The race did not go as I'd hoped, due to GI issues and a bugger of a side stitch that kept recurring, but I am so glad I went. I'd been reading Running with the Kenyans by Adharanand Finn and thinking a lot about my running, and running in general. On the flight home last night, I was reflecting on the weekend and when I picked up the book again and began to read, I found this passage:
Perhaps it is to fulfill this primal urge that runners and joggers get up
every morning and pound the streets in the cities all over the world.
To feel the stirring of something primeval deep down in the pits of our bellies.
To feel "a little bit wild." Running is not exactly fun. Running hurts.
It takes effort. Ask any runner why he runs, and he will probably look at you
with a wry smile and say, "I don't know." But something keeps us going.
We may obsess about our PBs and mileage count, but these things alone
are not enough to get us out running. We could find easier ways to chart and
measure things. We could become accountants. No, the times and charts are
merely carrots we dangle in front of our rational mind, our over analytical brain,
to give it a reason to come along for the ride. What really drives us is something
else, this need to feel human, to reach below the multitude of layers of roles and
responsibilities that society has placed on us, down below the company name tags,
and even the father, husband, son labels, to the pure, raw human being underneath.
At such moments, our rational mind becomes redundant. We move from thought
to feeling. Except our mind doesn't just stop. Many runners say that they become
aware of their thoughts when they run. All day our thoughts churn away,
turning us this way and that, but this doesn't bother us in the slightest.
Yet the minute we start moving away from its carefully constructed world of reason,
into the wild heart of existence, our mind panics. Our thoughts try to pull us back,
to slow us down. But like the marathon monks of Mount Hiei in Japan,
who complete one thousand ultra marathons in one thousand days in
search of enlightenment, if we push on, we begin to feel a vague,
tingling sense of who, or what, we really are. It's a powerful feeling, strong enough
to have us coming back for more, again and again.
I witnessed the raw, stripped down human spirit this weekend. I was stripped raw somewhere around mile 11, feeling all sorts of things yet nothing specific enough to understand.
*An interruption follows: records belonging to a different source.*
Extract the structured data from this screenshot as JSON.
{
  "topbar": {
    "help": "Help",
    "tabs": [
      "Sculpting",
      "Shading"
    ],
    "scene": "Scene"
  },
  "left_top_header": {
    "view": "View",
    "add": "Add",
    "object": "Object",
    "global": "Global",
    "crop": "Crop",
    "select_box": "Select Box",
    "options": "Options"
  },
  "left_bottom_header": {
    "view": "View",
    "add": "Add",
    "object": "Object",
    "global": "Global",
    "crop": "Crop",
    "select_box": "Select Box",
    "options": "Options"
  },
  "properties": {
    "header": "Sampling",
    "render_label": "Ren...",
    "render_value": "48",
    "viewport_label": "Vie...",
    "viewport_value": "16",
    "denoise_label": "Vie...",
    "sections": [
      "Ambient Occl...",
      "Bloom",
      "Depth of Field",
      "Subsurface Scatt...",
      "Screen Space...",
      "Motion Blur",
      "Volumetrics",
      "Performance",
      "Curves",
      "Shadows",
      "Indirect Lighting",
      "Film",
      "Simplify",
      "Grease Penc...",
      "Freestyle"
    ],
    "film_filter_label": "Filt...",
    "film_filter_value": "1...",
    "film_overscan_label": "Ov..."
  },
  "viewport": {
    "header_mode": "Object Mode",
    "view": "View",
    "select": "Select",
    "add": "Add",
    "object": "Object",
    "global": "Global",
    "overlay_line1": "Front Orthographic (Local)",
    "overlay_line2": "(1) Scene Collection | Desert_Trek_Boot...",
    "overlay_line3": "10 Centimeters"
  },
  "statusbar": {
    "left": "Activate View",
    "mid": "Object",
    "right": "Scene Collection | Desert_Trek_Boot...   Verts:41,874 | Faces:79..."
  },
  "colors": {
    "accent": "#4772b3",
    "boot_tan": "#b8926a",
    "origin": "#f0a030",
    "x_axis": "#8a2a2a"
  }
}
I was ill, physically, and wounded emotionally - and after the race, I learned that others had similar (and worse) experiences, as well.
Yet after we'd all showered and reconvened for lunch, we moved ahead and joked and laughed and planned our next adventures.
Running is different things to different people. I'm not sure I've yet discovered what running actually is for me - but I know that it is in me, and I am better for it.